Embroidery can also encompass a form of protest or social messaging, gathering groups of people together with similar cultural backgrounds, holding on to old traditions – or forming new ones, and is a great way of transferring stitch and pattern knowledge from generation to generation.

And sadly, I have to wonder how many of these wonderful traditions and knowledge is being lost each year?  Fortunately, the fashion runway is the saviour and friend-in-need to the art of embroidery – as it has ever been, but it can’t save it all.

So I urge the picking up of a simple needle and thread and beginning to work stitches on a couple of layers of fabric.  What I love, is to build onto just one stitch, by layering other stitches and embellishments empathetically within those worked stitches.  Eventually, I’ll put up a series on my YouTube channel to help inspire.

There’s a superabundance of books available for self-learning, or if instant gratification’s your thing (it is mine), then jump onto YouTube.  There are some very good embroidery videos available.  Just grab a coffee and scroll through until you find what you’re after.

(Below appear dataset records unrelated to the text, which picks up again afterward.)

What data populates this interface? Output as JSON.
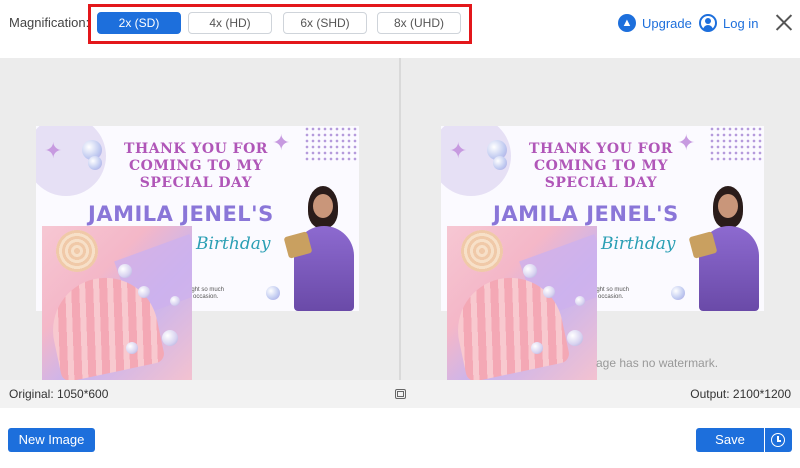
{
  "magnification": {
    "label": "Magnification:",
    "options": [
      {
        "label": "2x (SD)",
        "selected": true
      },
      {
        "label": "4x (HD)",
        "selected": false
      },
      {
        "label": "6x (SHD)",
        "selected": false
      },
      {
        "label": "8x (UHD)",
        "selected": false
      }
    ],
    "highlight_color": "#e3171b"
  },
  "header": {
    "upgrade_label": "Upgrade",
    "upgrade_icon": "arrow-up-circle-icon",
    "login_label": "Log in",
    "login_icon": "user-circle-icon",
    "close_icon": "close-icon"
  },
  "preview": {
    "card": {
      "thanks_text": "THANK YOU FOR COMING TO MY SPECIAL DAY",
      "name_text": "JAMILA JENEL'S",
      "birthday_text": "Birthday",
      "small_text_1": "ught so much",
      "small_text_2": "e occasion."
    },
    "watermark_note": "age has no watermark."
  },
  "info": {
    "original": "Original: 1050*600",
    "output": "Output: 2100*1200",
    "fit_icon": "fit-screen-icon"
  },
  "footer": {
    "new_image_label": "New Image",
    "save_label": "Save",
    "history_icon": "clock-icon"
  },
  "colors": {
    "accent": "#1d6fdc",
    "compare_bg": "#ececec"
  }
}
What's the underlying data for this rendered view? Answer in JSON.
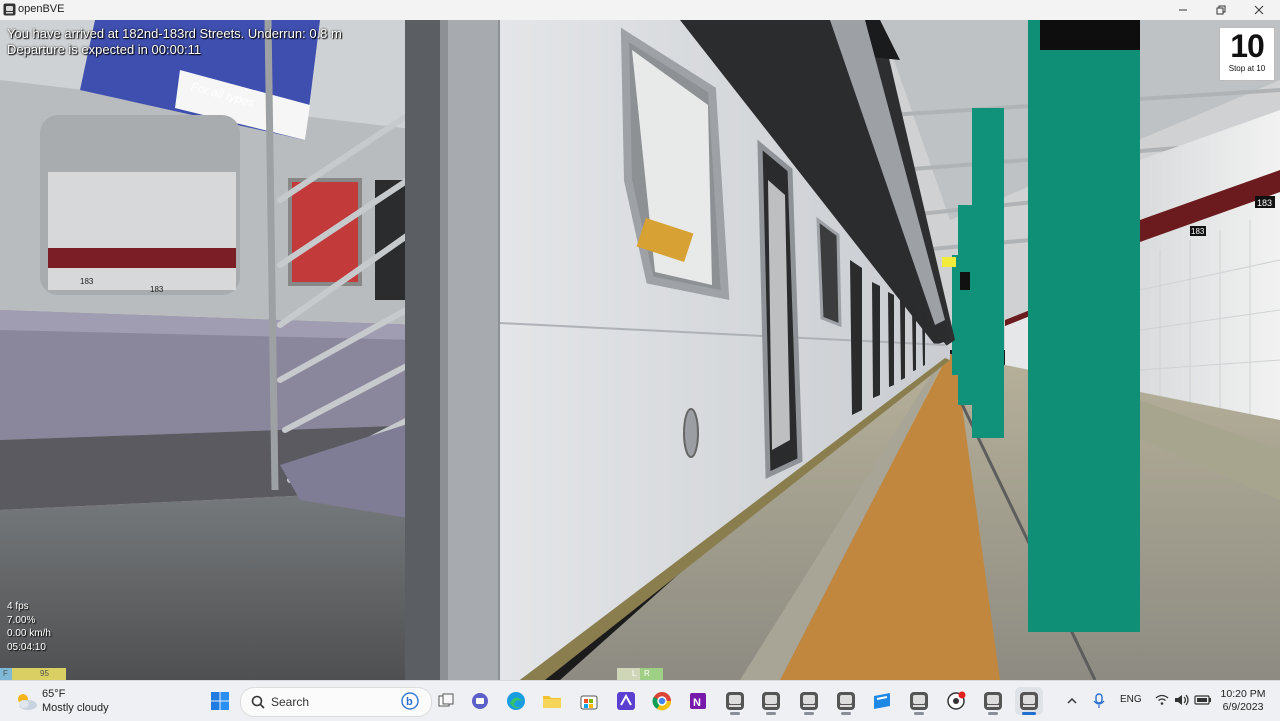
{
  "window": {
    "title": "openBVE"
  },
  "hud": {
    "message_1": "You have arrived at 182nd-183rd Streets. Underrun: 0.8 m",
    "message_2": "Departure is expected in 00:00:11",
    "stop_number": "10",
    "stop_caption": "Stop at 10"
  },
  "stats": {
    "fps": "4 fps",
    "percent": "7.00%",
    "speed": "0.00 km/h",
    "time": "05:04:10"
  },
  "indicators": {
    "left_a": "F",
    "left_b": "95",
    "right_a": "L",
    "right_b": "R"
  },
  "scene_signs": {
    "station_number_a": "183",
    "station_number_b": "183",
    "window_number_a": "183",
    "window_number_b": "183",
    "ad_text": "For all types"
  },
  "taskbar": {
    "weather_temp": "65°F",
    "weather_desc": "Mostly cloudy",
    "search_placeholder": "Search",
    "language": "ENG",
    "time": "10:20 PM",
    "date": "6/9/2023"
  },
  "colors": {
    "pillar": "#0f8f76",
    "platform_stripe": "#c1873e",
    "train_body": "#dcdfe2",
    "taskbar": "#eef0f3"
  }
}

Online workshops and face-to-face teaching are other avenues to learn, and this is where word of mouth should play an important role.  If you’re interested in learning to embroider, ask friends where they learnt, or look for online reviews – because, at the end of the day, good teaching comes down to a good teacher.  Look for enthusiasm, encouragement and defined outcomes in their teaching styles.

Another means of inspiration to stitch could be simple research.  If you’re like me and just love history, look into the myriad styles of embroidery used throughout history in various cultures – their migration across the world, and how they were used.  Begin a stitch sampler – it doesn’t have to be perfect – that was never the intention for samplers until they were being framed and shown.  They were simply an aid-de-memoir to note down ideas, stitches and stitch patterns.

And let’s not forget the purely artistic side of embroidery – look to design your own work – and that’s where everything should begin to come together.  Your taste and style, your stitch vocabulary, your colour palette, your concepts – your work should become a reflection of you.

For me, it’s going back to the basics that compels me to want to pick up a needle and thread or to want to sit at my machine for hours on end.  And it’s the simple things like line, shape, colour and texture.

When those simple elements begin to fuse and the excitement and enjoyments levels rise, relaxation sets in and, quite frankly, I just don’t want to stop.  It’s something I never tire of.

And my two top tips:

  • whether you’re working by hand or machine, if you’re after excitement in your work – look to incorporating disparity and variety through the use of contrast – of size, shape, colour, texture, value, number, placement, lustre and direction. Sample and enjoy adding to your stitch vocabulary.
  • prepare a sewing basket or box – something that’s easily moved, and fill it with containers for specific threads, scissors, needles, embellishments, and markers.  Having everything easily at hand opens the opportunities to stitch – especially if you can find a warm, sunny nook.

Let’s all become champions and protectors of this precious gift we have – the ebullient legacy of the art of the needle.

cathy jack coupland